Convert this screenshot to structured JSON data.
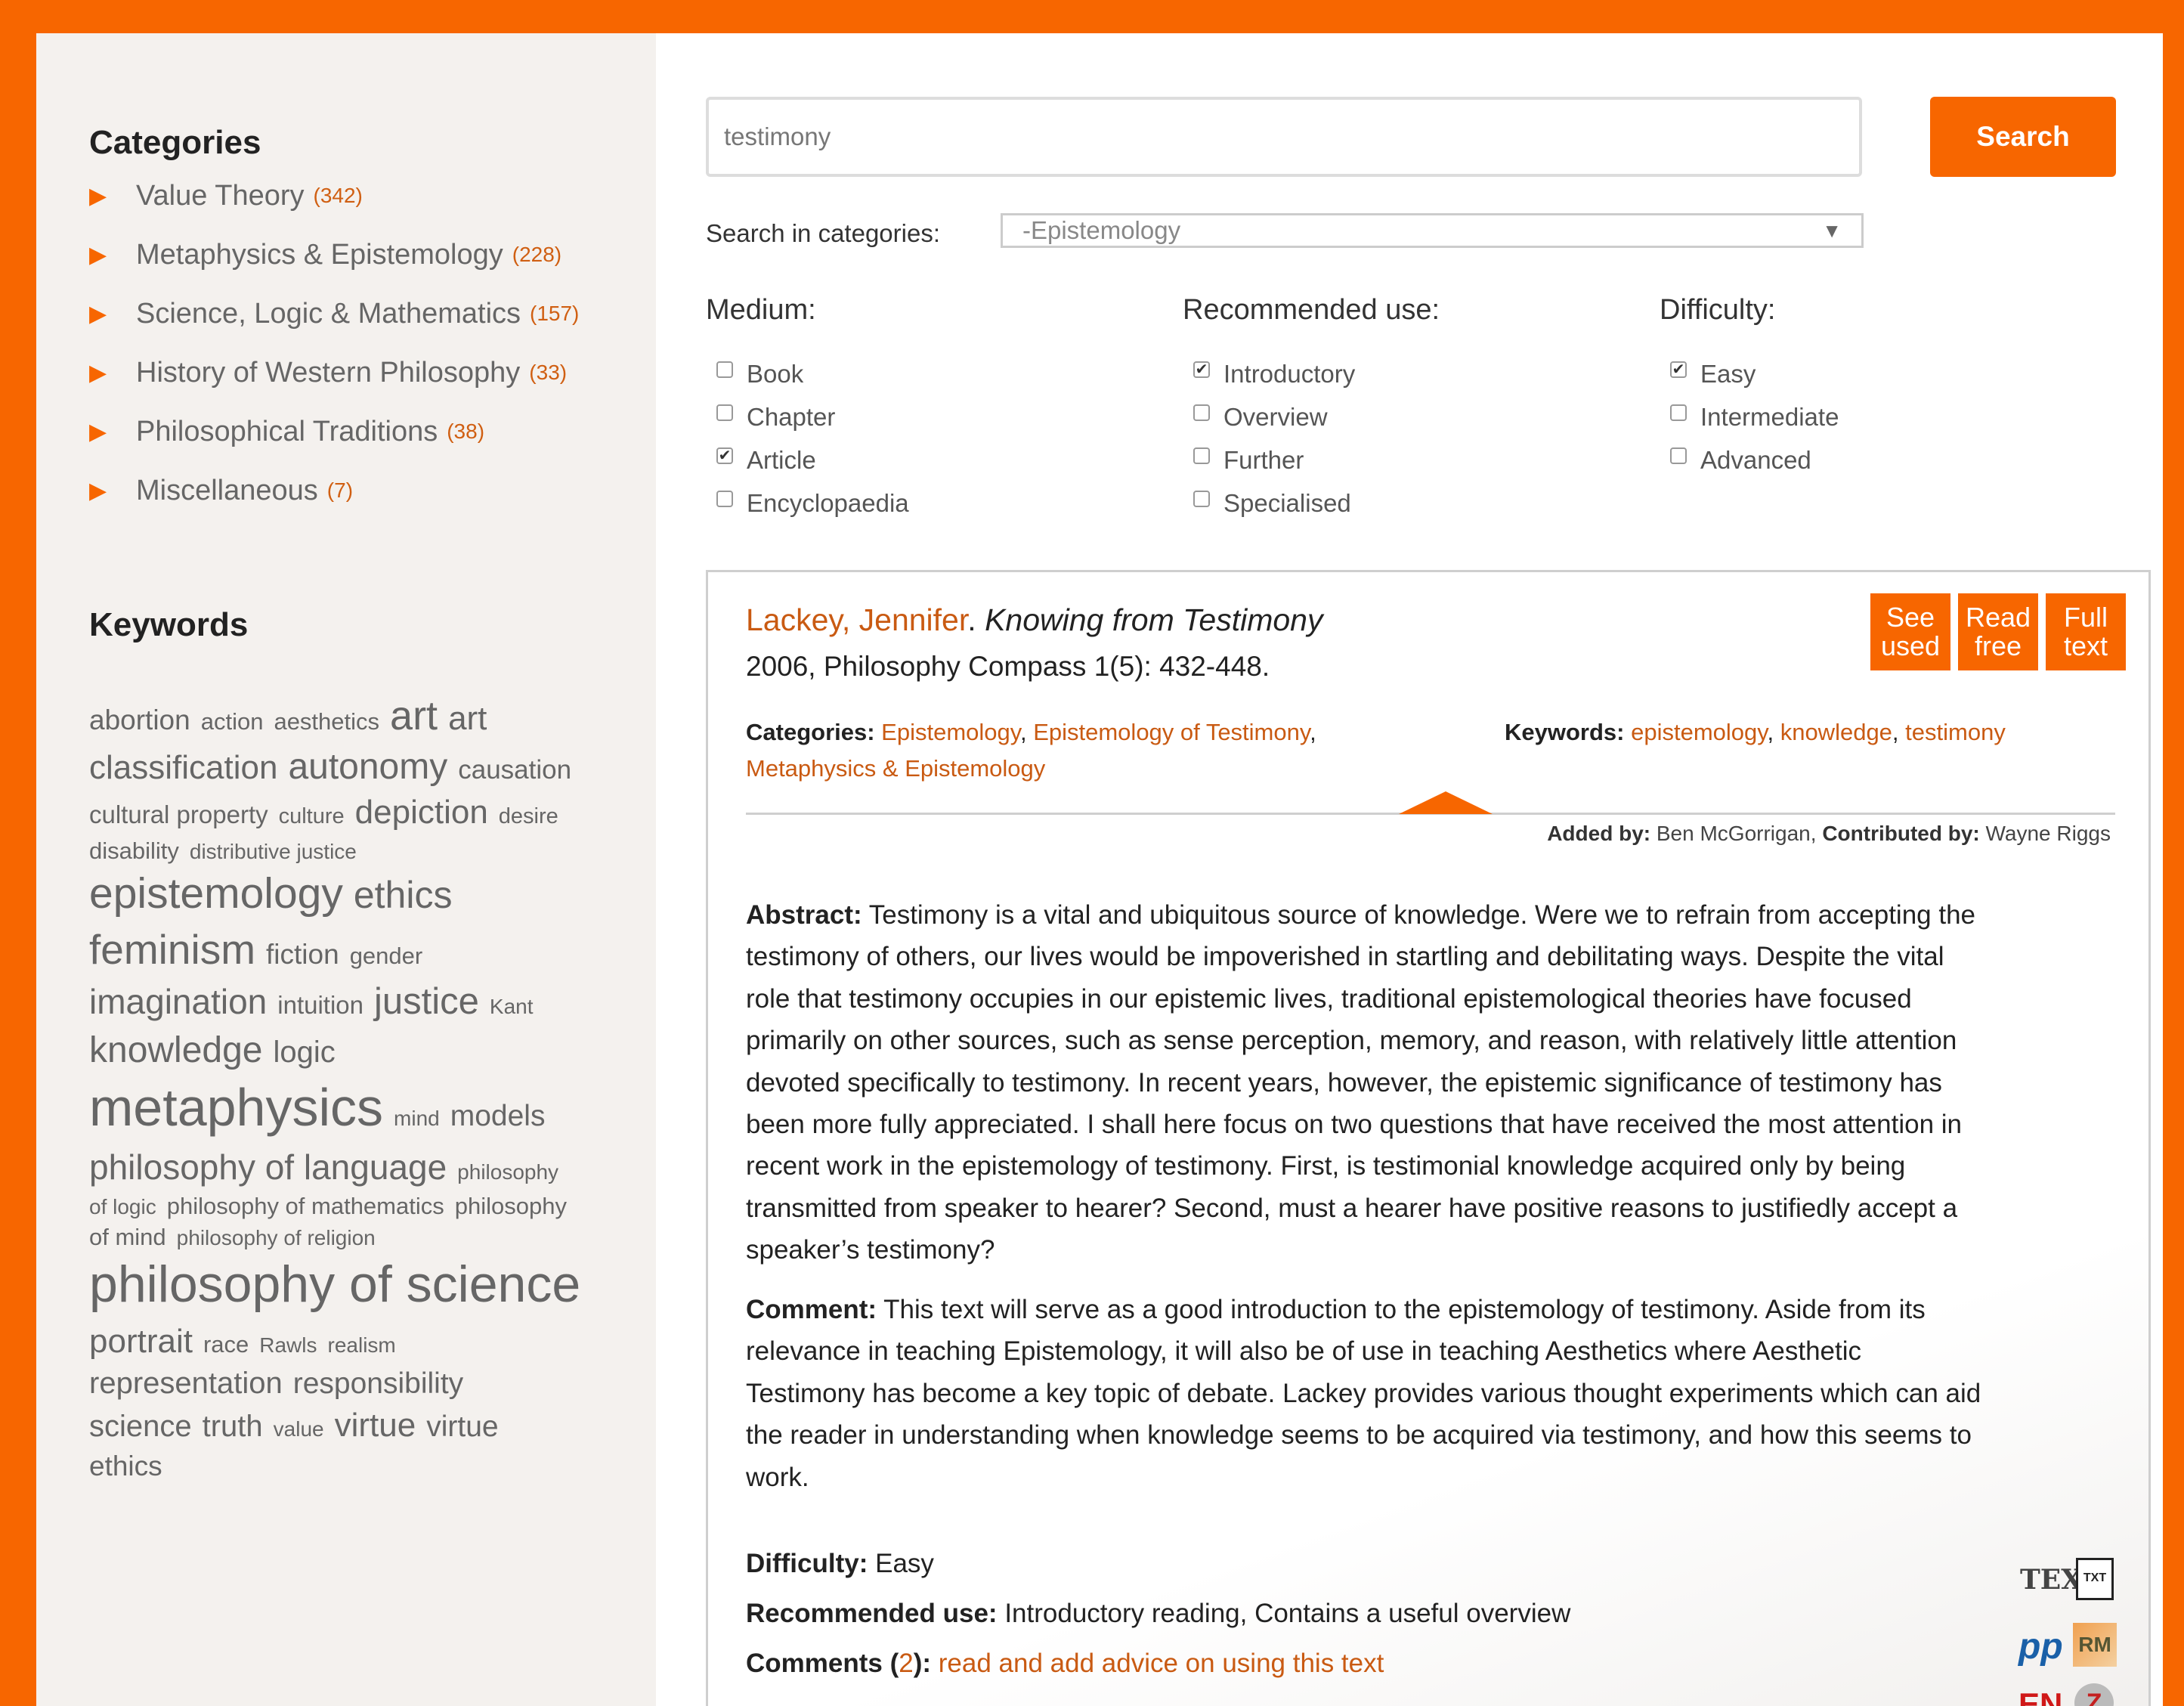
{
  "sidebar": {
    "categories_heading": "Categories",
    "categories": [
      {
        "label": "Value Theory",
        "count": "(342)"
      },
      {
        "label": "Metaphysics & Epistemology",
        "count": "(228)"
      },
      {
        "label": "Science, Logic & Mathematics",
        "count": "(157)"
      },
      {
        "label": "History of Western Philosophy",
        "count": "(33)"
      },
      {
        "label": "Philosophical Traditions",
        "count": "(38)"
      },
      {
        "label": "Miscellaneous",
        "count": "(7)"
      }
    ],
    "keywords_heading": "Keywords",
    "keyword_lines": [
      [
        {
          "t": "abortion",
          "s": 37
        },
        {
          "t": "action",
          "s": 31
        },
        {
          "t": "aesthetics",
          "s": 31
        },
        {
          "t": "art",
          "s": 54
        },
        {
          "t": "art",
          "s": 44
        }
      ],
      [
        {
          "t": "classification",
          "s": 44
        },
        {
          "t": "autonomy",
          "s": 48
        },
        {
          "t": "causation",
          "s": 35
        }
      ],
      [
        {
          "t": "cultural property",
          "s": 33
        },
        {
          "t": "culture",
          "s": 29
        },
        {
          "t": "depiction",
          "s": 44
        },
        {
          "t": "desire",
          "s": 29
        }
      ],
      [
        {
          "t": "disability",
          "s": 31
        },
        {
          "t": "distributive justice",
          "s": 28
        }
      ],
      [
        {
          "t": "epistemology",
          "s": 57
        },
        {
          "t": "ethics",
          "s": 50
        }
      ],
      [
        {
          "t": "feminism",
          "s": 55
        },
        {
          "t": "fiction",
          "s": 37
        },
        {
          "t": "gender",
          "s": 31
        }
      ],
      [
        {
          "t": "imagination",
          "s": 46
        },
        {
          "t": "intuition",
          "s": 33
        },
        {
          "t": "justice",
          "s": 49
        },
        {
          "t": "Kant",
          "s": 28
        }
      ],
      [
        {
          "t": "knowledge",
          "s": 48
        },
        {
          "t": "logic",
          "s": 40
        }
      ],
      [
        {
          "t": "metaphysics",
          "s": 70
        },
        {
          "t": "mind",
          "s": 28
        },
        {
          "t": "models",
          "s": 39
        }
      ],
      [
        {
          "t": "philosophy of language",
          "s": 46
        },
        {
          "t": "philosophy",
          "s": 28
        }
      ],
      [
        {
          "t": "of logic",
          "s": 28
        },
        {
          "t": "philosophy of mathematics",
          "s": 31
        },
        {
          "t": "philosophy",
          "s": 31
        }
      ],
      [
        {
          "t": "of mind",
          "s": 31
        },
        {
          "t": "philosophy of religion",
          "s": 28
        }
      ],
      [
        {
          "t": "philosophy of science",
          "s": 68
        }
      ],
      [
        {
          "t": "portrait",
          "s": 44
        },
        {
          "t": "race",
          "s": 31
        },
        {
          "t": "Rawls",
          "s": 28
        },
        {
          "t": "realism",
          "s": 28
        }
      ],
      [
        {
          "t": "representation",
          "s": 40
        },
        {
          "t": "responsibility",
          "s": 39
        }
      ],
      [
        {
          "t": "science",
          "s": 40
        },
        {
          "t": "truth",
          "s": 40
        },
        {
          "t": "value",
          "s": 28
        },
        {
          "t": "virtue",
          "s": 44
        },
        {
          "t": "virtue",
          "s": 39
        }
      ],
      [
        {
          "t": "ethics",
          "s": 37
        }
      ]
    ]
  },
  "search": {
    "value": "testimony",
    "button_label": "Search",
    "categories_label": "Search in categories:",
    "selected_category": "-Epistemology"
  },
  "filters": {
    "medium": {
      "heading": "Medium:",
      "options": [
        {
          "label": "Book",
          "checked": false
        },
        {
          "label": "Chapter",
          "checked": false
        },
        {
          "label": "Article",
          "checked": true
        },
        {
          "label": "Encyclopaedia",
          "checked": false
        }
      ]
    },
    "recommended": {
      "heading": "Recommended use:",
      "options": [
        {
          "label": "Introductory",
          "checked": true
        },
        {
          "label": "Overview",
          "checked": false
        },
        {
          "label": "Further",
          "checked": false
        },
        {
          "label": "Specialised",
          "checked": false
        }
      ]
    },
    "difficulty": {
      "heading": "Difficulty:",
      "options": [
        {
          "label": "Easy",
          "checked": true
        },
        {
          "label": "Intermediate",
          "checked": false
        },
        {
          "label": "Advanced",
          "checked": false
        }
      ]
    }
  },
  "result": {
    "author": "Lackey, Jennifer",
    "sep": ".",
    "title": "Knowing from Testimony",
    "publication": "2006, Philosophy Compass 1(5): 432-448.",
    "actions": {
      "see_used_1": "See",
      "see_used_2": "used",
      "read_free_1": "Read",
      "read_free_2": "free",
      "full_text_1": "Full",
      "full_text_2": "text"
    },
    "categories_label": "Categories:",
    "categories": [
      "Epistemology",
      "Epistemology of Testimony",
      "Metaphysics & Epistemology"
    ],
    "keywords_label": "Keywords:",
    "keywords": [
      "epistemology",
      "knowledge",
      "testimony"
    ],
    "added_by_label": "Added by:",
    "added_by": "Ben McGorrigan",
    "contributed_by_label": "Contributed by:",
    "contributed_by": "Wayne Riggs",
    "abstract_label": "Abstract:",
    "abstract_lines": [
      "Testimony is a vital and ubiquitous source of knowledge. Were we to refrain from accepting the",
      "testimony of others, our lives would be impoverished in startling and debilitating ways. Despite the vital",
      "role that testimony occupies in our epistemic lives, traditional epistemological theories have focused",
      "primarily on other sources, such as sense perception, memory, and reason, with relatively little attention",
      "devoted specifically to testimony. In recent years, however, the epistemic significance of testimony has",
      "been more fully appreciated. I shall here focus on two questions that have received the most attention in",
      "recent work in the epistemology of testimony. First, is testimonial knowledge acquired only by being",
      "transmitted from speaker to hearer? Second, must a hearer have positive reasons to justifiedly accept a",
      "speaker’s testimony?"
    ],
    "comment_label": "Comment:",
    "comment_lines": [
      "This text will serve as a good introduction to the epistemology of testimony. Aside from its",
      "relevance in teaching Epistemology, it will also be of use in teaching Aesthetics where Aesthetic",
      "Testimony has become a key topic of debate. Lackey provides various thought experiments which can aid",
      "the reader in understanding when knowledge seems to be acquired via testimony, and how this seems to",
      "work."
    ],
    "difficulty_label": "Difficulty:",
    "difficulty": "Easy",
    "recommended_label": "Recommended use:",
    "recommended": "Introductory reading, Contains a useful overview",
    "comments_label": "Comments (",
    "comments_count": "2",
    "comments_close": "):",
    "comments_link": "read and add advice on using this text",
    "share_icons": [
      "twitter-icon",
      "facebook-icon",
      "google-plus-icon",
      "pinterest-icon",
      "email-icon",
      "share-icon"
    ],
    "format_icons": {
      "tex": "TEX",
      "txt": "TXT",
      "pp": "pp",
      "rm": "RM",
      "en": "EN",
      "z": "Z"
    }
  },
  "colors": {
    "brand_orange": "#f76600",
    "link_orange": "#c95a12",
    "sidebar_bg": "#f4f1ee"
  }
}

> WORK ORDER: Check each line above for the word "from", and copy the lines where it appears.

> TASK ANSWER:
    "title": "Knowing from Testimony",
      "Testimony is a vital and ubiquitous source of knowledge. Were we to refrain from accepting the",
      "transmitted from speaker to hearer? Second, must a hearer have positive reasons to justifiedly accept a",
      "This text will serve as a good introduction to the epistemology of testimony. Aside from its",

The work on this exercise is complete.